Op/ed: Reframing the Conversation
You are a survivor, not a victim. That’s what the therapists tell you, that’s what your friends tell you. Hell, that’s what the signs in every bathroom stall on campus tell you. Yet, for some odd reason, I feel like a victim now more than I ever have.
Recently leaked documents at AU from a banished fraternity containing references to rape caused a firestorm both on campus and across the web. Upon reading these documents I felt disgusted. However, as I read responses on Facebook and overheard discussions regarding the self-dubbed “Fratergate,” I became even more disgusted. Somehow, the outcry against heinous and vile rape comments had upset me more than the comments themselves. How was that even possible?
As a survivor, I should have felt uplifted. I should have been able to stand side-by-side with them and voice my outrage. I simply could not wrap my head around it. Though, the more statuses and articles I read on Facebook and the more I talked to friends, the more pieces started to fall into place, and I had a clearer picture as to what troubled me.
A few days after the leak, students organized a rally. The description for the Facebook event began with, “We want to spread awareness of the rape culture that is across campus.” Across campus, as if “rape culture” was some invisible virus that found its way into every crevice of campus and infected every student. Somehow, the entire campus was guilty of perpetuating “rape culture” because of the interactions of a couple of ignorant, dimwitted guys on campus. They are not representative of anywhere near a majority of students I have encountered. As far as I have seen, AU students are upstanding and compassionate and certainly not rape supporters.
As I approached the rally and looked over the crowd, I felt even more distraught. The first two signs I saw read “Your silence is complacency” and “Silence is violence.” According to these signs, somehow if you chose to say nothing, you supported rape. Another logical fallacy rearing its ugly head through a conclusion based on no evidence. How could you just assume that because I am silent that I support everything in the messages? It is downright wrong and has no place in a legitimate discussion of rape issues.
One of the worst moments I experienced was when I actually tried to voice my opinion on the matter. I tried to tell someone that this was a couple of dumb guys making jokes over lines of communication they thought were secure. I explained that this kind of response trivializes the real issues of rape. This person then told me that I was completely ignorant on the topic of rape and that I had no business speaking about it. As someone who survived multiple attacks and still deals with trauma stemming from these attacks on a daily basis, how could I possibly be part of the problem? Then I realized the real reason she assumed that I had no prior experience with sexual assault (at least on the side of the victim), and that was because I am a man.

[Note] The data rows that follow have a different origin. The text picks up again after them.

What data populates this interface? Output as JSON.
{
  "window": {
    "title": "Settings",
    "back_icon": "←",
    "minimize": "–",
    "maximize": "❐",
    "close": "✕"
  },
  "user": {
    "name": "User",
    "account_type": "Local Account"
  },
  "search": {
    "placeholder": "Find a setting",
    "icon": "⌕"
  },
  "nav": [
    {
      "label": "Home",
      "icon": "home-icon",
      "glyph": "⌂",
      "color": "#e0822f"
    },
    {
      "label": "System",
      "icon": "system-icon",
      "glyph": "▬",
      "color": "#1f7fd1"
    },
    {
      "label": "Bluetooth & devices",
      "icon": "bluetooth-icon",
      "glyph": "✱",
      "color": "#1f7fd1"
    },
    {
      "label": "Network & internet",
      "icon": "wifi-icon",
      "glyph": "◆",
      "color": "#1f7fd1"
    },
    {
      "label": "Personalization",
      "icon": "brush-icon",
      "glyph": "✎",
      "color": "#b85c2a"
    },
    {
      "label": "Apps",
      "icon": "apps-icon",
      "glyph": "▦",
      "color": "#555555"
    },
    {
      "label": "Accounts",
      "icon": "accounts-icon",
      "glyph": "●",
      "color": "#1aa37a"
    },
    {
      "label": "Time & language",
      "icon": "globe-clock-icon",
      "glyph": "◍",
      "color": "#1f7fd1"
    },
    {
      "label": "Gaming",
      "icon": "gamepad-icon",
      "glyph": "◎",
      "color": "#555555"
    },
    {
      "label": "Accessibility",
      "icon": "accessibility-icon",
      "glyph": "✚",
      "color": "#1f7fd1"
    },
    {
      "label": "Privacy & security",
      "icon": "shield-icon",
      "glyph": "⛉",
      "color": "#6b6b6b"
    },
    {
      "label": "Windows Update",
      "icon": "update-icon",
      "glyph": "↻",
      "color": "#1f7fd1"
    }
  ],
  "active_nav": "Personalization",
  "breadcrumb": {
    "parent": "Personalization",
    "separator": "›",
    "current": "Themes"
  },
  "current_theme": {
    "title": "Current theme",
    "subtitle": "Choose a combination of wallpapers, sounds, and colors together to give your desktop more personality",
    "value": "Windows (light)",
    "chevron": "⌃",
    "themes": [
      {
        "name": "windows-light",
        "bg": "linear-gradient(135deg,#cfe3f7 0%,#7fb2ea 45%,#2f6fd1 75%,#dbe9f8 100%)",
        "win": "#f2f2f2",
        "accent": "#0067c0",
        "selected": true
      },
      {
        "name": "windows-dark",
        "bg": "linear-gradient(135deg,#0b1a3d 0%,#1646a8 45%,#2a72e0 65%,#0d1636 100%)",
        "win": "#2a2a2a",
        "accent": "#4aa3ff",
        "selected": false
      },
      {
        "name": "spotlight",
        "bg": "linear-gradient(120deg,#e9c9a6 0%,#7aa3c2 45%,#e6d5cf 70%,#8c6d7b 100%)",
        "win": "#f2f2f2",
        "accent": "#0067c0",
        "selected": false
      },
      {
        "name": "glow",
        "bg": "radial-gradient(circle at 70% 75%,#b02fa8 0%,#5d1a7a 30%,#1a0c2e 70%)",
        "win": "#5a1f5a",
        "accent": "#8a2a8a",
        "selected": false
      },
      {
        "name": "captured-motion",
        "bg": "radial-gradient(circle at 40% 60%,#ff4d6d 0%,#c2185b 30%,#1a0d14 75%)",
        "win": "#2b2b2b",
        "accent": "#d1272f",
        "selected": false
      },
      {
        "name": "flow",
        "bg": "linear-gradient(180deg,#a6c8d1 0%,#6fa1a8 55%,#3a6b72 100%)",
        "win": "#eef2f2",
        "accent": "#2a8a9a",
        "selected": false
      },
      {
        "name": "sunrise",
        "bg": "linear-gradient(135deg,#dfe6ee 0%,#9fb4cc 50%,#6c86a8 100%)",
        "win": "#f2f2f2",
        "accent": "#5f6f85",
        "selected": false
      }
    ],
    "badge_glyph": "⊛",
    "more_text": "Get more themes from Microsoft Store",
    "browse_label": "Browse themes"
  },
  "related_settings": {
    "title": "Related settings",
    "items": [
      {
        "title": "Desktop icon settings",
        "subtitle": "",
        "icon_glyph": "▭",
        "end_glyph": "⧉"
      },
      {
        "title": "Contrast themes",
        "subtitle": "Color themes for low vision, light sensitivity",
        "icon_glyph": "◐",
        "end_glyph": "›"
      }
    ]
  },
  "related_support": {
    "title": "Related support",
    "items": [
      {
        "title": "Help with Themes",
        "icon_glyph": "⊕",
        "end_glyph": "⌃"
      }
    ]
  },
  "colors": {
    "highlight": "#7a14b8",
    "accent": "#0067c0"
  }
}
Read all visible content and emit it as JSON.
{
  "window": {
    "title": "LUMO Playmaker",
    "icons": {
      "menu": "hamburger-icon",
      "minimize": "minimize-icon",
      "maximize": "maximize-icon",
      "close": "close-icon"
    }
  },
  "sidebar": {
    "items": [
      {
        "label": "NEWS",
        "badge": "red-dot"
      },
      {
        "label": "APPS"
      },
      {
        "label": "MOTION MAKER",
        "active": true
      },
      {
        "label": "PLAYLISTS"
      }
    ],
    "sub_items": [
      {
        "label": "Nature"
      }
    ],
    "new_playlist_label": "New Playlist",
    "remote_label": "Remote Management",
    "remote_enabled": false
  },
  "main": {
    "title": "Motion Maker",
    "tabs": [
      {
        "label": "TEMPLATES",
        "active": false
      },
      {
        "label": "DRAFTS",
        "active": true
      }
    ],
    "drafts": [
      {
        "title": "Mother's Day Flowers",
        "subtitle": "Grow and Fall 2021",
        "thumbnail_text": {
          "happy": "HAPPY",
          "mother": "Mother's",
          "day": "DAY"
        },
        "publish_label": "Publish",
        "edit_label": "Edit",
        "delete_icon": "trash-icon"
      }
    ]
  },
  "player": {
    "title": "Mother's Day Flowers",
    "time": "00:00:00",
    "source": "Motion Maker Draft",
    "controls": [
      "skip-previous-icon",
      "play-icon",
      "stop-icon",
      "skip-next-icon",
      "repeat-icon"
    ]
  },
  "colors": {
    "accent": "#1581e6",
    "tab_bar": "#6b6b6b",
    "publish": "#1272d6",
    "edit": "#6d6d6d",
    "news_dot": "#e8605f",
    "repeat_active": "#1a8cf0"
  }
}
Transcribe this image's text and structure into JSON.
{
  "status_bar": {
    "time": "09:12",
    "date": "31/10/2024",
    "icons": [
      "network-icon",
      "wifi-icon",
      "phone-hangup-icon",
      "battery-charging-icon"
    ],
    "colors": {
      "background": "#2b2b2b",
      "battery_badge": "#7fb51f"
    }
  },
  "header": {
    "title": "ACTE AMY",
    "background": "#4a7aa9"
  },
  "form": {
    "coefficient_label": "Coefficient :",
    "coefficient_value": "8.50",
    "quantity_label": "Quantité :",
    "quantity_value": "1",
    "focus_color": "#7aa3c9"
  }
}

Yes, believe it or not, men can be raped and/or sexually assaulted, and I am a testament to that. I have been assaulted by both men and women, and on certain occasions, I have attempted to share my stories. In one instance, a female acquaintance told me not to make jokes like that, as if somehow what I was saying could not be the truth. This occurred in front of my closest friends, and I have never been more embarrassed in my entire life. Rape is not committed solely by men on women, and that should never be someone’s first assumption when discussing it. When people read articles about rape that discuss “teaching your sons not to rape” or “protecting your daughters from men,” it makes it infinitely more difficult for many people to share their experiences and leaves many people out from a larger discussion of rape issues.
If we really want to cut down on rape and sexual assault, we need to work past the logical fallacies and look for the real issues. We need to recognize that sexual assault perpetrators and supporters are the minority not the majority and that rape is not a gender issue but a human issue. Until we reframe the conversation, my campus and society in general will never have a lasting and positive impact on rape and sexual assault issues.
James Walsh is a senior in the School of International Service.